— Instructions to follow —
Nothing should differ between your answer and the records.
*** Data records
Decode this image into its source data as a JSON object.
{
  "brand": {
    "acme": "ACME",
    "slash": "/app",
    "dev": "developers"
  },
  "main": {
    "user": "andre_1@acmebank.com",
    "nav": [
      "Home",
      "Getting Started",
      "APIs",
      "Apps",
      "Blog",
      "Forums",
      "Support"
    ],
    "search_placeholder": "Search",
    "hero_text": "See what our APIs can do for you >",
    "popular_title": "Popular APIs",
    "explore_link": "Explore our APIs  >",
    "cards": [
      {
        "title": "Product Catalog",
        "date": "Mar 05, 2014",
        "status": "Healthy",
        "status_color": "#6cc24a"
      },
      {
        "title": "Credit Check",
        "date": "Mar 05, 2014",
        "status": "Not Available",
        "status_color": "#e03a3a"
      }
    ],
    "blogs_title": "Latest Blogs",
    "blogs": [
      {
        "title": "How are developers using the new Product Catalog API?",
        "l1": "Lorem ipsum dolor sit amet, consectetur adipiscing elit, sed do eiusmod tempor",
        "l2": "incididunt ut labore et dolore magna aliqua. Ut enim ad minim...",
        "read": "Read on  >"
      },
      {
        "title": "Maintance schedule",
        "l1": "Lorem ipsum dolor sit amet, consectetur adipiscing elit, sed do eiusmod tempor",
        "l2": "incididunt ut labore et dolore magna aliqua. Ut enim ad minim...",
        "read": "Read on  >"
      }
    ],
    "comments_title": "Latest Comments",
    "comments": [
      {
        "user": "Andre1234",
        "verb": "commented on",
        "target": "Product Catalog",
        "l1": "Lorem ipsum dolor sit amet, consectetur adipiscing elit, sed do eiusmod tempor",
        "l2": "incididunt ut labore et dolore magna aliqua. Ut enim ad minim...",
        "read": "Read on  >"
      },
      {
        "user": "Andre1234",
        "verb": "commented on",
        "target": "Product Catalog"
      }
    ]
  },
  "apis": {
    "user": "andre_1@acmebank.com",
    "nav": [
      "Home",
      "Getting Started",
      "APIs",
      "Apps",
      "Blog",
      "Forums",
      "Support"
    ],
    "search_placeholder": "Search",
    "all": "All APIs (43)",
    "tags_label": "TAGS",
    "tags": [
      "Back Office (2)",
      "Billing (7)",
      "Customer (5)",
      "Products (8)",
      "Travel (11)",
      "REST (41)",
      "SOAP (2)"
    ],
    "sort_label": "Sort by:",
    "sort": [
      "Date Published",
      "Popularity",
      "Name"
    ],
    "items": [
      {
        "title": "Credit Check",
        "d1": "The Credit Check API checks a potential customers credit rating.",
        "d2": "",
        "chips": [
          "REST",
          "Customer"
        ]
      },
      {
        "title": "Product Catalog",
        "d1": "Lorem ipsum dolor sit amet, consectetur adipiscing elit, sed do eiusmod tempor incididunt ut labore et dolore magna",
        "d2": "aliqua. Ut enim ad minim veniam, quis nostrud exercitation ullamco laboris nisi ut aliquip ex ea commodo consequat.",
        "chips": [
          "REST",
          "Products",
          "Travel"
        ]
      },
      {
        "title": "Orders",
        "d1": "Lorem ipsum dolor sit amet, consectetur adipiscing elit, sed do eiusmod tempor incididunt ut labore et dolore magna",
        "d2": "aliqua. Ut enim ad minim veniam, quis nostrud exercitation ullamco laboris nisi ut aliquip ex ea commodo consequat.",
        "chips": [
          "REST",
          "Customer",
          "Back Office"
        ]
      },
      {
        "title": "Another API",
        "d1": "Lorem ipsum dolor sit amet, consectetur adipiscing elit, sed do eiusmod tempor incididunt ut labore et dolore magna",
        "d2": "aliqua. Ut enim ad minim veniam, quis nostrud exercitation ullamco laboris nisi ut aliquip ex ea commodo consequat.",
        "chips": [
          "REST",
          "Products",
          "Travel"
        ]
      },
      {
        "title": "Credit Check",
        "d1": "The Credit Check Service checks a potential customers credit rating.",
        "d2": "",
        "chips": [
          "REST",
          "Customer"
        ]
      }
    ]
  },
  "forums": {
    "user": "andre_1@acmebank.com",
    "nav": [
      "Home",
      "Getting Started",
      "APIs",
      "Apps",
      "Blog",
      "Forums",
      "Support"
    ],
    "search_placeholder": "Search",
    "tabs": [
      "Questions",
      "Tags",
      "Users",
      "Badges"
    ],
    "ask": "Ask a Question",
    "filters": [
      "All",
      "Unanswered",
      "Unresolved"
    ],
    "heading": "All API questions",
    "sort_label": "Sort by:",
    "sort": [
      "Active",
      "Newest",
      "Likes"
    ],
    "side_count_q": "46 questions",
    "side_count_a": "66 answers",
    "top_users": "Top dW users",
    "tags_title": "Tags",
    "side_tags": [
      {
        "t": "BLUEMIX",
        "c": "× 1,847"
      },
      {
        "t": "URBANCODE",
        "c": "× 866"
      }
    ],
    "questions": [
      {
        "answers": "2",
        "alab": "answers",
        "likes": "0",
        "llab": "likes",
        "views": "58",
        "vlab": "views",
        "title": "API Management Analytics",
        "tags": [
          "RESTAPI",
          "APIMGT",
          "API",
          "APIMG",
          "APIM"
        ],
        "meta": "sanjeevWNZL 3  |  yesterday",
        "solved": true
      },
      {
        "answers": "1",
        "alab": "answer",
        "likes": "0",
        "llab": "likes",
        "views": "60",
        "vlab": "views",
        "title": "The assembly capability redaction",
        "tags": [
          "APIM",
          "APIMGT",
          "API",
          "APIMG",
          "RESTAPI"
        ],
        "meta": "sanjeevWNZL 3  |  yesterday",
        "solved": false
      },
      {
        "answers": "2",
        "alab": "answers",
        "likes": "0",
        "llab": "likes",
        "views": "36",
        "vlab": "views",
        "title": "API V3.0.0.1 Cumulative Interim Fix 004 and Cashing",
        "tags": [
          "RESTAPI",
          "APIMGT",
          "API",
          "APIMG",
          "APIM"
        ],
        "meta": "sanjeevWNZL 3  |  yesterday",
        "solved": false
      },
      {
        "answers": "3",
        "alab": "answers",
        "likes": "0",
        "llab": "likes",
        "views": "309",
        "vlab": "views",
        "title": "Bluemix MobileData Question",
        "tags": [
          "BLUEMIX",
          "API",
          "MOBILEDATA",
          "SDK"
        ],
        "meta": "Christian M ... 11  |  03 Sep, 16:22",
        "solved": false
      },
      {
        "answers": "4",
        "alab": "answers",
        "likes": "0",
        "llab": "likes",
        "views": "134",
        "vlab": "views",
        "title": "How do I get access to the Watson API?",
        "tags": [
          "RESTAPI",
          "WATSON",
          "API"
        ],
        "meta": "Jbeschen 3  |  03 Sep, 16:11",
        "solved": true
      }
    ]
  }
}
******
— Result of this task —
Decode this image into its source data as a JSON object.
{
  "brand": {
    "acme": "ACME",
    "slash": "/app",
    "dev": "developers"
  },
  "main": {
    "user": "andre_1@acmebank.com",
    "nav": [
      "Home",
      "Getting Started",
      "APIs",
      "Apps",
      "Blog",
      "Forums",
      "Support"
    ],
    "search_placeholder": "Search",
    "hero_text": "See what our APIs can do for you >",
    "popular_title": "Popular APIs",
    "explore_link": "Explore our APIs  >",
    "cards": [
      {
        "title": "Product Catalog",
        "date": "Mar 05, 2014",
        "status": "Healthy",
        "status_color": "#6cc24a"
      },
      {
        "title": "Credit Check",
        "date": "Mar 05, 2014",
        "status": "Not Available",
        "status_color": "#e03a3a"
      }
    ],
    "blogs_title": "Latest Blogs",
    "blogs": [
      {
        "title": "How are developers using the new Product Catalog API?",
        "l1": "Lorem ipsum dolor sit amet, consectetur adipiscing elit, sed do eiusmod tempor",
        "l2": "incididunt ut labore et dolore magna aliqua. Ut enim ad minim...",
        "read": "Read on  >"
      },
      {
        "title": "Maintance schedule",
        "l1": "Lorem ipsum dolor sit amet, consectetur adipiscing elit, sed do eiusmod tempor",
        "l2": "incididunt ut labore et dolore magna aliqua. Ut enim ad minim...",
        "read": "Read on  >"
      }
    ],
    "comments_title": "Latest Comments",
    "comments": [
      {
        "user": "Andre1234",
        "verb": "commented on",
        "target": "Product Catalog",
        "l1": "Lorem ipsum dolor sit amet, consectetur adipiscing elit, sed do eiusmod tempor",
        "l2": "incididunt ut labore et dolore magna aliqua. Ut enim ad minim...",
        "read": "Read on  >"
      },
      {
        "user": "Andre1234",
        "verb": "commented on",
        "target": "Product Catalog"
      }
    ]
  },
  "apis": {
    "user": "andre_1@acmebank.com",
    "nav": [
      "Home",
      "Getting Started",
      "APIs",
      "Apps",
      "Blog",
      "Forums",
      "Support"
    ],
    "search_placeholder": "Search",
    "all": "All APIs (43)",
    "tags_label": "TAGS",
    "tags": [
      "Back Office (2)",
      "Billing (7)",
      "Customer (5)",
      "Products (8)",
      "Travel (11)",
      "REST (41)",
      "SOAP (2)"
    ],
    "sort_label": "Sort by:",
    "sort": [
      "Date Published",
      "Popularity",
      "Name"
    ],
    "items": [
      {
        "title": "Credit Check",
        "d1": "The Credit Check API checks a potential customers credit rating.",
        "d2": "",
        "chips": [
          "REST",
          "Customer"
        ]
      },
      {
        "title": "Product Catalog",
        "d1": "Lorem ipsum dolor sit amet, consectetur adipiscing elit, sed do eiusmod tempor incididunt ut labore et dolore magna",
        "d2": "aliqua. Ut enim ad minim veniam, quis nostrud exercitation ullamco laboris nisi ut aliquip ex ea commodo consequat.",
        "chips": [
          "REST",
          "Products",
          "Travel"
        ]
      },
      {
        "title": "Orders",
        "d1": "Lorem ipsum dolor sit amet, consectetur adipiscing elit, sed do eiusmod tempor incididunt ut labore et dolore magna",
        "d2": "aliqua. Ut enim ad minim veniam, quis nostrud exercitation ullamco laboris nisi ut aliquip ex ea commodo consequat.",
        "chips": [
          "REST",
          "Customer",
          "Back Office"
        ]
      },
      {
        "title": "Another API",
        "d1": "Lorem ipsum dolor sit amet, consectetur adipiscing elit, sed do eiusmod tempor incididunt ut labore et dolore magna",
        "d2": "aliqua. Ut enim ad minim veniam, quis nostrud exercitation ullamco laboris nisi ut aliquip ex ea commodo consequat.",
        "chips": [
          "REST",
          "Products",
          "Travel"
        ]
      },
      {
        "title": "Credit Check",
        "d1": "The Credit Check Service checks a potential customers credit rating.",
        "d2": "",
        "chips": [
          "REST",
          "Customer"
        ]
      }
    ]
  },
  "forums": {
    "user": "andre_1@acmebank.com",
    "nav": [
      "Home",
      "Getting Started",
      "APIs",
      "Apps",
      "Blog",
      "Forums",
      "Support"
    ],
    "search_placeholder": "Search",
    "tabs": [
      "Questions",
      "Tags",
      "Users",
      "Badges"
    ],
    "ask": "Ask a Question",
    "filters": [
      "All",
      "Unanswered",
      "Unresolved"
    ],
    "heading": "All API questions",
    "sort_label": "Sort by:",
    "sort": [
      "Active",
      "Newest",
      "Likes"
    ],
    "side_count_q": "46 questions",
    "side_count_a": "66 answers",
    "top_users": "Top dW users",
    "tags_title": "Tags",
    "side_tags": [
      {
        "t": "BLUEMIX",
        "c": "× 1,847"
      },
      {
        "t": "URBANCODE",
        "c": "× 866"
      }
    ],
    "questions": [
      {
        "answers": "2",
        "alab": "answers",
        "likes": "0",
        "llab": "likes",
        "views": "58",
        "vlab": "views",
        "title": "API Management Analytics",
        "tags": [
          "RESTAPI",
          "APIMGT",
          "API",
          "APIMG",
          "APIM"
        ],
        "meta": "sanjeevWNZL 3  |  yesterday",
        "solved": true
      },
      {
        "answers": "1",
        "alab": "answer",
        "likes": "0",
        "llab": "likes",
        "views": "60",
        "vlab": "views",
        "title": "The assembly capability redaction",
        "tags": [
          "APIM",
          "APIMGT",
          "API",
          "APIMG",
          "RESTAPI"
        ],
        "meta": "sanjeevWNZL 3  |  yesterday",
        "solved": false
      },
      {
        "answers": "2",
        "alab": "answers",
        "likes": "0",
        "llab": "likes",
        "views": "36",
        "vlab": "views",
        "title": "API V3.0.0.1 Cumulative Interim Fix 004 and Cashing",
        "tags": [
          "RESTAPI",
          "APIMGT",
          "API",
          "APIMG",
          "APIM"
        ],
        "meta": "sanjeevWNZL 3  |  yesterday",
        "solved": false
      },
      {
        "answers": "3",
        "alab": "answers",
        "likes": "0",
        "llab": "likes",
        "views": "309",
        "vlab": "views",
        "title": "Bluemix MobileData Question",
        "tags": [
          "BLUEMIX",
          "API",
          "MOBILEDATA",
          "SDK"
        ],
        "meta": "Christian M ... 11  |  03 Sep, 16:22",
        "solved": false
      },
      {
        "answers": "4",
        "alab": "answers",
        "likes": "0",
        "llab": "likes",
        "views": "134",
        "vlab": "views",
        "title": "How do I get access to the Watson API?",
        "tags": [
          "RESTAPI",
          "WATSON",
          "API"
        ],
        "meta": "Jbeschen 3  |  03 Sep, 16:11",
        "solved": true
      }
    ]
  }
}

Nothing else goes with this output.